We Almost Lost Detroit
We Almost Lost Detroit, a 1975 Reader's Digest book by John G. Fuller, presents a history of Fermi 1, America's first commercial breeder reactor, with emphasis on the 1966 partial nuclear meltdown. It was republished in 1984 by Berkley.
It took four years for the reactor to be repaired, and then performance was poor. In 1972, the reactor core was dismantled and the reactor was decommissioned. America's first effort at operating a full-scale breeder had failed.
Bulletin of the Atomic Scientists felt it was "a significant book and it is well worth reading." They felt it explained how the accident happened but not why. Kirkus Reviews called it "the heaviest broadside against the Atomic Energy Commission in years".
Spoken word and rap pioneer Gil Scott-Heron has a song titled "We Almost Lost Detroit", dealing with the same issue. It has appeared on his 1977 album, Bridges. The song is covered by Dale Earnhardt Jr. Jr. on their album It's a Corporate World.
- Gerald H. Clarfield and William M. Wiecek (1984). Nuclear America: Military and Civilian Nuclear Power in the United States 1940-1980, Harper & Row, New York, p. 469.
- Nuclear Power pp.185-186.
- Gerald H. Clarfield and William M. Wiecek (1984). Nuclear America: Military and Civilian Nuclear Power in the United States 1940-1980, Harper & Row, New York, p. 354.

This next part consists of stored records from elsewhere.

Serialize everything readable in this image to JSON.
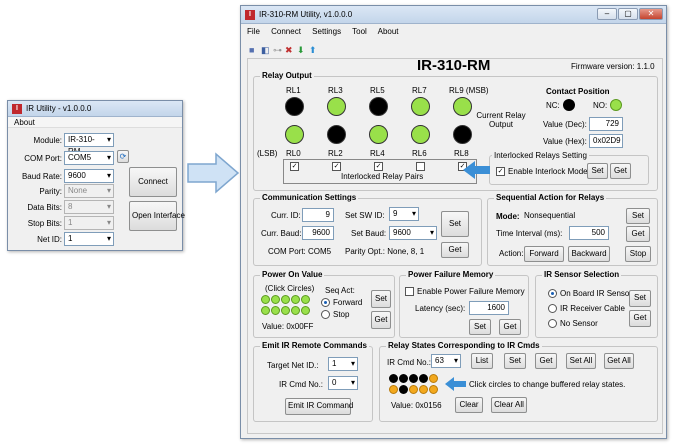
{
  "small_window": {
    "title": "IR Utility - v1.0.0.0",
    "menu": "About",
    "module_label": "Module:",
    "module_value": "IR-310-RM",
    "com_label": "COM Port:",
    "com_value": "COM5",
    "baud_label": "Baud Rate:",
    "baud_value": "9600",
    "parity_label": "Parity:",
    "parity_value": "None",
    "databits_label": "Data Bits:",
    "databits_value": "8",
    "stopbits_label": "Stop Bits:",
    "stopbits_value": "1",
    "netid_label": "Net ID:",
    "netid_value": "1",
    "connect_label": "Connect",
    "open_label": "Open Interface"
  },
  "main": {
    "title": "IR-310-RM Utility, v1.0.0.0",
    "menu": [
      "File",
      "Connect",
      "Settings",
      "Tool",
      "About"
    ],
    "heading": "IR-310-RM",
    "firmware": "Firmware version:  1.1.0",
    "relay_output": {
      "title": "Relay Output",
      "top_labels": [
        "RL1",
        "RL3",
        "RL5",
        "RL7",
        "RL9 (MSB)"
      ],
      "top_states": [
        "black",
        "green",
        "black",
        "green",
        "green"
      ],
      "bottom_labels": [
        "RL0",
        "RL2",
        "RL4",
        "RL6",
        "RL8"
      ],
      "bottom_states": [
        "green",
        "black",
        "green",
        "green",
        "black"
      ],
      "lsb": "(LSB)",
      "current_label": "Current Relay Output",
      "interlock_checks": [
        true,
        true,
        true,
        false,
        true
      ],
      "interlock_pairs": "Interlocked Relay Pairs",
      "contact_title": "Contact Position",
      "nc": "NC:",
      "no": "NO:",
      "value_dec_label": "Value (Dec):",
      "value_dec": "729",
      "value_hex_label": "Value (Hex):",
      "value_hex": "0x02D9",
      "interlock_setting": "Interlocked Relays Setting",
      "enable_interlock": "Enable Interlock Mode",
      "set": "Set",
      "get": "Get"
    },
    "comm": {
      "title": "Communication Settings",
      "curr_id_label": "Curr. ID:",
      "curr_id": "9",
      "curr_baud_label": "Curr. Baud:",
      "curr_baud": "9600",
      "com_port": "COM Port:  COM5",
      "set_sw_id_label": "Set SW ID:",
      "set_sw_id": "9",
      "set_baud_label": "Set Baud:",
      "set_baud": "9600",
      "parity": "Parity Opt.: None, 8, 1",
      "set": "Set",
      "get": "Get"
    },
    "seq": {
      "title": "Sequential Action for Relays",
      "mode_label": "Mode:",
      "mode_value": "Nonsequential",
      "interval_label": "Time Interval (ms):",
      "interval": "500",
      "action_label": "Action:",
      "forward": "Forward",
      "backward": "Backward",
      "stop": "Stop",
      "set": "Set",
      "get": "Get"
    },
    "power_on": {
      "title": "Power On Value",
      "click": "(Click Circles)",
      "seq_act": "Seq Act:",
      "forward": "Forward",
      "stop": "Stop",
      "value": "Value:  0x00FF",
      "set": "Set",
      "get": "Get"
    },
    "power_fail": {
      "title": "Power Failure Memory",
      "enable": "Enable Power Failure Memory",
      "latency_label": "Latency (sec):",
      "latency": "1600",
      "set": "Set",
      "get": "Get"
    },
    "ir_sensor": {
      "title": "IR Sensor Selection",
      "opt1": "On Board IR Sensor",
      "opt2": "IR Receiver Cable",
      "opt3": "No Sensor",
      "set": "Set",
      "get": "Get"
    },
    "emit": {
      "title": "Emit IR Remote Commands",
      "target_label": "Target Net ID.:",
      "target": "1",
      "cmd_label": "IR Cmd No.:",
      "cmd": "0",
      "button": "Emit IR Command"
    },
    "relay_states": {
      "title": "Relay States Corresponding to IR Cmds",
      "cmd_label": "IR Cmd No.:",
      "cmd": "63",
      "list": "List",
      "set": "Set",
      "get": "Get",
      "set_all": "Set All",
      "get_all": "Get All",
      "hint": "Click circles to change buffered relay states.",
      "value": "Value:  0x0156",
      "clear": "Clear",
      "clear_all": "Clear All"
    }
  },
  "colors": {
    "relay_on": "#99e04a",
    "relay_off": "#000000",
    "buffer_on": "#f2a81d",
    "arrow": "#3b8fd6"
  }
}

- "We Almost Lost Detroit (Book Review)". Bulletin of the Atomic Scientists: 48. Nov 1975.
- "We Almost Lost Detroit (review)". Kirkus Reviews. Oct 13, 1975. Retrieved 23 October 2013.
- on YouTube, concert in London, 1990, on YouTube
- Hough, Raymond L. "We Almost Lost Detroit" (Book Review), Library Journal; 10/1/1975, Vol. 100 Issue 17, p1808